# Activity:
Search the listing below for the word "this" and copy each line that holds it.

::::::

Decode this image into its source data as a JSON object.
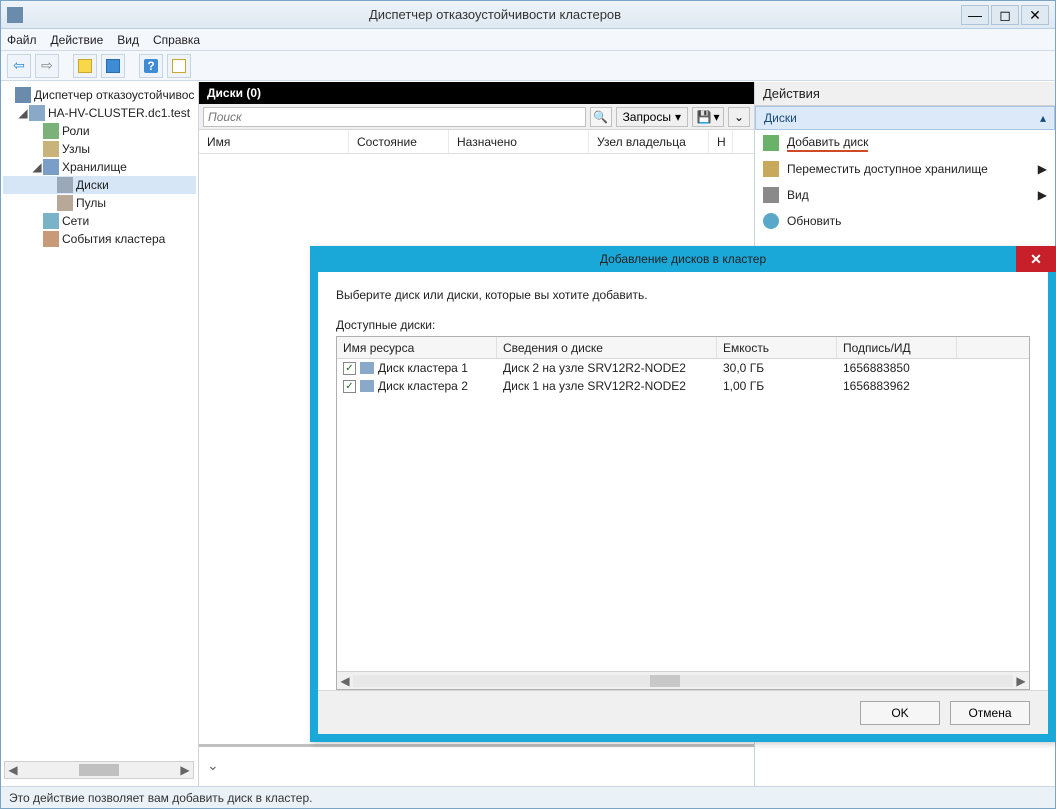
{
  "window": {
    "title": "Диспетчер отказоустойчивости кластеров"
  },
  "menubar": {
    "file": "Файл",
    "action": "Действие",
    "view": "Вид",
    "help": "Справка"
  },
  "tree": {
    "root": "Диспетчер отказоустойчивос",
    "cluster": "HA-HV-CLUSTER.dc1.test",
    "roles": "Роли",
    "nodes": "Узлы",
    "storage": "Хранилище",
    "disks": "Диски",
    "pools": "Пулы",
    "networks": "Сети",
    "events": "События кластера"
  },
  "center": {
    "header": "Диски (0)",
    "search_placeholder": "Поиск",
    "queries": "Запросы",
    "cols": {
      "name": "Имя",
      "state": "Состояние",
      "assigned": "Назначено",
      "owner": "Узел владельца",
      "n": "Н"
    }
  },
  "actions": {
    "title": "Действия",
    "group": "Диски",
    "add_disk": "Добавить диск",
    "move_storage": "Переместить доступное хранилище",
    "view": "Вид",
    "refresh": "Обновить"
  },
  "modal": {
    "title": "Добавление дисков в кластер",
    "instruction": "Выберите диск или диски, которые вы хотите добавить.",
    "available": "Доступные диски:",
    "cols": {
      "resource": "Имя ресурса",
      "info": "Сведения о диске",
      "capacity": "Емкость",
      "sig": "Подпись/ИД"
    },
    "rows": [
      {
        "checked": true,
        "name": "Диск кластера 1",
        "info": "Диск 2 на узле SRV12R2-NODE2",
        "capacity": "30,0 ГБ",
        "sig": "1656883850"
      },
      {
        "checked": true,
        "name": "Диск кластера 2",
        "info": "Диск 1 на узле SRV12R2-NODE2",
        "capacity": "1,00 ГБ",
        "sig": "1656883962"
      }
    ],
    "ok": "OK",
    "cancel": "Отмена"
  },
  "status": "Это действие позволяет вам добавить диск в кластер."
}
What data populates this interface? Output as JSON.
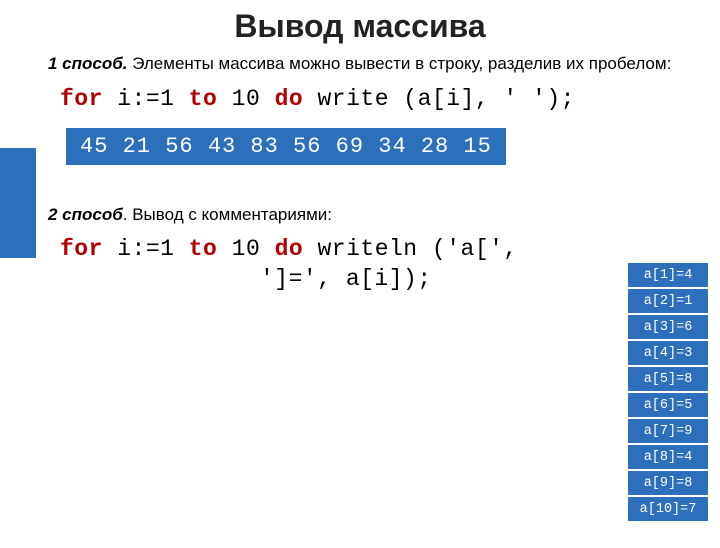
{
  "title": "Вывод массива",
  "desc1_bold": "1 способ.",
  "desc1_rest": " Элементы массива можно вывести в строку, разделив их пробелом:",
  "code1": {
    "kw_for": "for",
    "seg1": " i:=1 ",
    "kw_to": "to",
    "seg2": " 10 ",
    "kw_do": "do",
    "seg3": " write (a[i], ' ');"
  },
  "output_row": "45 21 56 43 83 56 69 34 28 15",
  "desc2_bold": "2 способ",
  "desc2_rest": ". Вывод с комментариями:",
  "code2": {
    "kw_for": "for",
    "seg1": " i:=1 ",
    "kw_to": "to",
    "seg2": " 10 ",
    "kw_do": "do",
    "seg3": " writeln ('a[',",
    "line2": "']=', a[i]);"
  },
  "side": [
    "a[1]=4",
    "a[2]=1",
    "a[3]=6",
    "a[4]=3",
    "a[5]=8",
    "a[6]=5",
    "a[7]=9",
    "a[8]=4",
    "a[9]=8",
    "a[10]=7"
  ]
}
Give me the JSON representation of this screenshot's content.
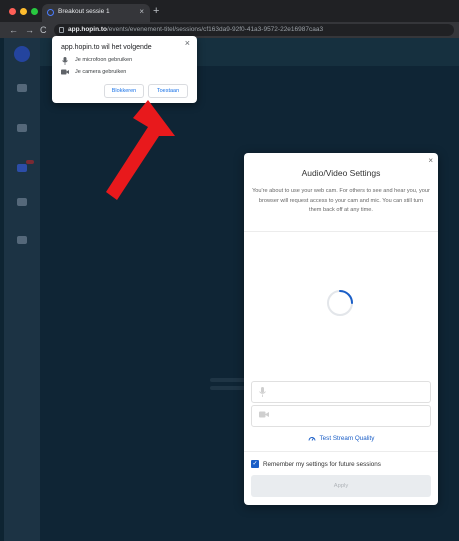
{
  "browser": {
    "tab_title": "Breakout sessie 1",
    "tab_close": "×",
    "new_tab": "+",
    "back": "←",
    "forward": "→",
    "reload": "C",
    "url_host": "app.hopin.to",
    "url_path": "/events/evenement-titel/sessions/cf163da9-92f0-41a3-9572-22e16987caa3"
  },
  "permission": {
    "title": "app.hopin.to wil het volgende",
    "close": "×",
    "items": [
      {
        "icon": "microphone-icon",
        "label": "Je microfoon gebruiken"
      },
      {
        "icon": "camera-icon",
        "label": "Je camera gebruiken"
      }
    ],
    "block_label": "Blokkeren",
    "allow_label": "Toestaan"
  },
  "settings_modal": {
    "close": "×",
    "title": "Audio/Video Settings",
    "description": "You're about to use your web cam. For others to see and hear you, your browser will request access to your cam and mic. You can still turn them back off at any time.",
    "test_stream_label": "Test Stream Quality",
    "remember_label": "Remember my settings for future sessions",
    "remember_checked": true,
    "apply_label": "Apply"
  },
  "colors": {
    "accent": "#1a5ec7",
    "arrow": "#e8191c",
    "backdrop": "#0e2432"
  }
}
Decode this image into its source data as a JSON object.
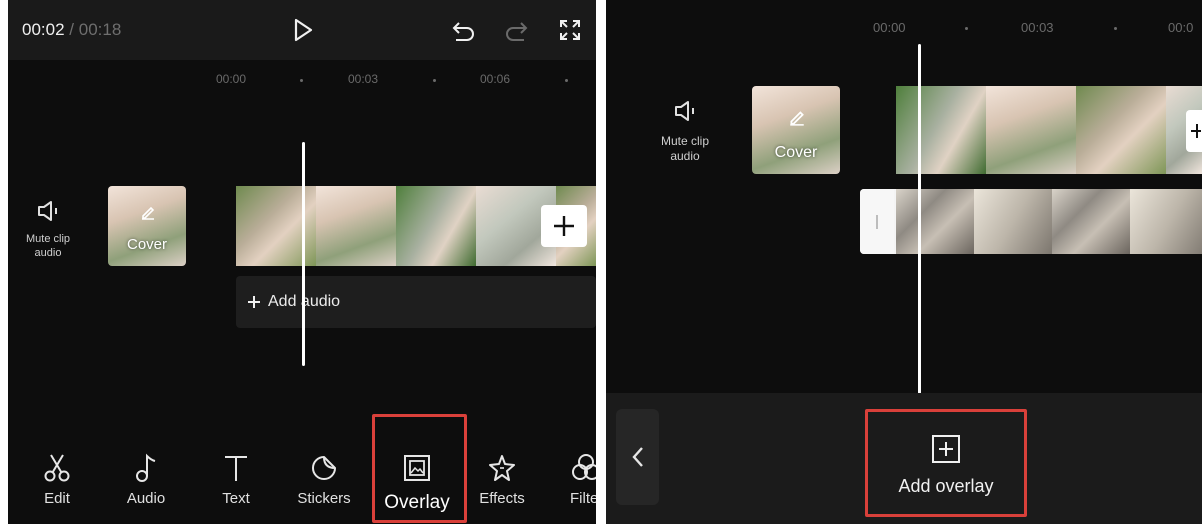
{
  "left": {
    "time_current": "00:02",
    "time_sep": "/",
    "time_total": "00:18",
    "ruler": [
      "00:00",
      "00:03",
      "00:06"
    ],
    "mute_label": "Mute clip audio",
    "cover_label": "Cover",
    "add_audio_label": "Add audio",
    "toolbar": [
      {
        "label": "Edit",
        "icon": "scissors-icon"
      },
      {
        "label": "Audio",
        "icon": "music-note-icon"
      },
      {
        "label": "Text",
        "icon": "text-icon"
      },
      {
        "label": "Stickers",
        "icon": "sticker-icon"
      },
      {
        "label": "Overlay",
        "icon": "overlay-icon"
      },
      {
        "label": "Effects",
        "icon": "effects-star-icon"
      },
      {
        "label": "Filte",
        "icon": "filters-icon"
      }
    ]
  },
  "right": {
    "ruler": [
      "00:00",
      "00:03",
      "00:0"
    ],
    "mute_label": "Mute clip audio",
    "cover_label": "Cover",
    "add_overlay_label": "Add overlay"
  },
  "colors": {
    "highlight": "#d9403a",
    "background": "#0d0d0d",
    "topbar": "#1a1a1a"
  }
}
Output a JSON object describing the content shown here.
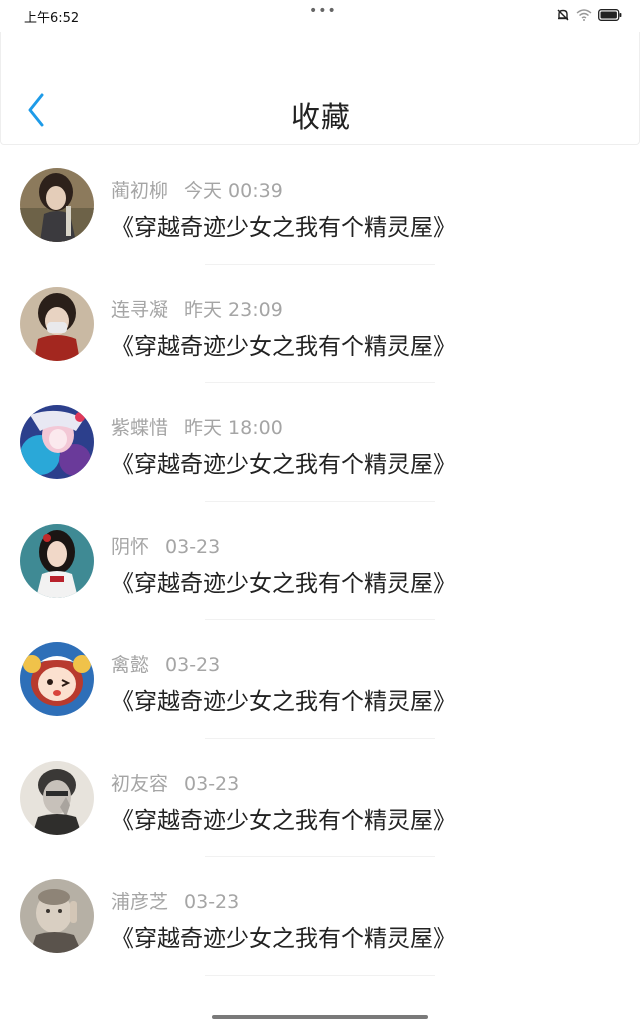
{
  "status_bar": {
    "time": "上午6:52",
    "dots": "•••",
    "icons": [
      "mute-bell-icon",
      "wifi-icon",
      "battery-icon"
    ]
  },
  "header": {
    "back_icon": "chevron-left-icon",
    "title": "收藏"
  },
  "colors": {
    "accent": "#1e9be8",
    "meta_text": "#a5a5a5",
    "title_text": "#222222"
  },
  "favorites": [
    {
      "name": "蔺初柳",
      "time": "今天 00:39",
      "book": "《穿越奇迹少女之我有个精灵屋》",
      "avatar": "avatar-photo-girl"
    },
    {
      "name": "连寻凝",
      "time": "昨天 23:09",
      "book": "《穿越奇迹少女之我有个精灵屋》",
      "avatar": "avatar-photo-masked"
    },
    {
      "name": "紫蝶惜",
      "time": "昨天 18:00",
      "book": "《穿越奇迹少女之我有个精灵屋》",
      "avatar": "avatar-anime"
    },
    {
      "name": "阴怀",
      "time": "03-23",
      "book": "《穿越奇迹少女之我有个精灵屋》",
      "avatar": "avatar-photo-woman"
    },
    {
      "name": "禽懿",
      "time": "03-23",
      "book": "《穿越奇迹少女之我有个精灵屋》",
      "avatar": "avatar-cartoon-sheep"
    },
    {
      "name": "初友容",
      "time": "03-23",
      "book": "《穿越奇迹少女之我有个精灵屋》",
      "avatar": "avatar-photo-bw"
    },
    {
      "name": "浦彦芝",
      "time": "03-23",
      "book": "《穿越奇迹少女之我有个精灵屋》",
      "avatar": "avatar-photo-kid"
    }
  ]
}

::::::

# Response:
Decode this image into its source data as a JSON object.
What data populates this interface? Output as JSON.
Give me the JSON representation of this screenshot's content.
Decode this image into its source data as a JSON object.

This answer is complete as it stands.